Not At All-Gifted
Whatever you do, don’t open the box!
I know we only met a few weeks ago, but I feel like I’ve known you all my life. I bought you an expensive dinner and bragged about you to my friends, encouraging them to try your 10 hour free trial. You were too good to keep to myself—I wanted to share you.
But Pan, you’ve made no effort to get to know me. At the beginning you were so eager to please. I told you I liked The New Pornographers, and you played them for me, and other people who kinda sound like them. But then you started playing weird stuff—you apparently thought I would like anything with harmonies and a mix of acoustic and electric instrumentation--so I told you a little more about me: I like The Smiths, The Pixies, Nirvana. I made the mistake of telling you I like Filter. Remember that day? I think you played Mudvayne and Alien Ant Farm.. But no matter how much music I added to my list, you still screwed around with me. Every afternoon you’d start your jam-band set: Phish, Dave Matthews, Blues Traveler and even the Grateful Dead.
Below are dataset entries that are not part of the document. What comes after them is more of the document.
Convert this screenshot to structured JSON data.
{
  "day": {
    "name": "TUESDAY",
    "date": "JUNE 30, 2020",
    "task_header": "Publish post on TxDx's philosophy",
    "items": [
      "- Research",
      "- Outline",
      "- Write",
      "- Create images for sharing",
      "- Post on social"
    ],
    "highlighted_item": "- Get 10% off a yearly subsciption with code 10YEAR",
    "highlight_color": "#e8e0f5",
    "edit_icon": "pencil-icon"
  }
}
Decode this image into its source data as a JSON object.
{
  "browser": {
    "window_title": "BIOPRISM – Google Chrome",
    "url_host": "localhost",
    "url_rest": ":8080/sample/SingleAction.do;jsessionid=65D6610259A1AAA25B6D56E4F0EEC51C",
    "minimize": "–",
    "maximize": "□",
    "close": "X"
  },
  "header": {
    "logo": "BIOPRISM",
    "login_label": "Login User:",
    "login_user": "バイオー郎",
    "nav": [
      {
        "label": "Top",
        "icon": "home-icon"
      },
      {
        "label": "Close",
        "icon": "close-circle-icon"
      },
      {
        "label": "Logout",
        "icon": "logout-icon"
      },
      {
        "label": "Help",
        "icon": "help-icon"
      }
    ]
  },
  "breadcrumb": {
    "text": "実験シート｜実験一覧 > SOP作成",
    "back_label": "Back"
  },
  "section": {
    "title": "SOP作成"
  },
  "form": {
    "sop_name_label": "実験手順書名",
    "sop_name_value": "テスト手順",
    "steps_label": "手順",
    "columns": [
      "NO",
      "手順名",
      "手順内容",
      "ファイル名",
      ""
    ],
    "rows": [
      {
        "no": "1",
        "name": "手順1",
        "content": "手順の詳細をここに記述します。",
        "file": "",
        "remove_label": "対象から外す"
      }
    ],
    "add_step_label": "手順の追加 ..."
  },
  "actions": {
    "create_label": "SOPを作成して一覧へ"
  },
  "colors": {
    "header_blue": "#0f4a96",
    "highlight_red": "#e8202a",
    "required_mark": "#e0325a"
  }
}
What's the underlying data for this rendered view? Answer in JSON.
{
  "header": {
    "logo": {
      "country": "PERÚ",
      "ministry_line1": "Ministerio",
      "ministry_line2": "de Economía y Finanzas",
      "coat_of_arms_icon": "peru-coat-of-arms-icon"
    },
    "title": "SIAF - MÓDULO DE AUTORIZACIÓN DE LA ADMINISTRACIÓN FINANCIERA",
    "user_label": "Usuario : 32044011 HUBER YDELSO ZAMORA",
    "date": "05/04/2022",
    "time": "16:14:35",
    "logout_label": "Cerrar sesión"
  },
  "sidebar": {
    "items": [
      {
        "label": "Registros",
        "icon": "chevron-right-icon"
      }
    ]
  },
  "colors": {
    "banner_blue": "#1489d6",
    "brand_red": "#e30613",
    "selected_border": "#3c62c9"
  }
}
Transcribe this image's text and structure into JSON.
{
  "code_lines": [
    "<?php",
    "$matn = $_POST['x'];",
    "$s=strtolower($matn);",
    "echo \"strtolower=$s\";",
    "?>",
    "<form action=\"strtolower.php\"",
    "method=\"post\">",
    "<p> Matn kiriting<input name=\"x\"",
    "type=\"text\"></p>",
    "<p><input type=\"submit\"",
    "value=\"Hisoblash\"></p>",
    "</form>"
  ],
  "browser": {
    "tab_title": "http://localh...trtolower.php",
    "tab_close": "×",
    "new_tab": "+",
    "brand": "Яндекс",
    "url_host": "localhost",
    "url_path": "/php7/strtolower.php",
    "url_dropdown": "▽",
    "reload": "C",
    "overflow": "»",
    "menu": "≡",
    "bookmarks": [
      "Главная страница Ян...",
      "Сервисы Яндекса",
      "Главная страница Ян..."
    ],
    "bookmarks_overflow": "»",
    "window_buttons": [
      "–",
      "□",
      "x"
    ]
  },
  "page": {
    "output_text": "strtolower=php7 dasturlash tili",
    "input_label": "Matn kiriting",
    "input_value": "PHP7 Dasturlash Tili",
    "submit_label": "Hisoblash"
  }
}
I had to stop working on my very important spreadsheets to tell you THUMBS DOWN HUNNY! And then I’d get that sad little message from you “We’ll never play that song again.”
Pandy, you’re so smart in some ways, but so dumb in others. You know I like songs with “vamp” (yes, I had to ask Jack what that meant), but what I like about The Decembrists is not the accordion. Sure, I like a squeezebox as much as the next guy, but I don’t want you to play Weird Al because I told you I like “Engine Driver.” Also, what’s the deal with trying to push such crazy shit on my in the late afternoons? There was that one afternoon that you played some Huey Lewis song that wasn’t even a hit (I think it was called “I Know What I Like”). I told you I like the Smiths, and you never play any, or any Morrissey either, or even any of those Johnny Marr projects.
In case you’re baffled, Pandora.com is the online “radio station” portion of The Music Genome Project, a really brilliant project that analyzed thousands of songs and categorized them by certain criteria. Pandora sort of acts as an e-harmony of music—you tell it what you like and it searches the databases for things that have the same musical criteria they’ve applied. You can tell it you like an artist or a specific song. It’s pretty neat. You get 10 free hours and pay $36 for the year if you dig it.
But my time with my new girlfriend Pandy has taught me that music is more than just a check list of things—it’s my response to it (and yours too, I guess). Sure I like mild syncopation, subtle vocal harmonies, and a major key tonality, but I also like quirk. How do you quantify quirk? Or exuberance?
I still like Pandora—she’s cute and easy. I sure wish she was smarter.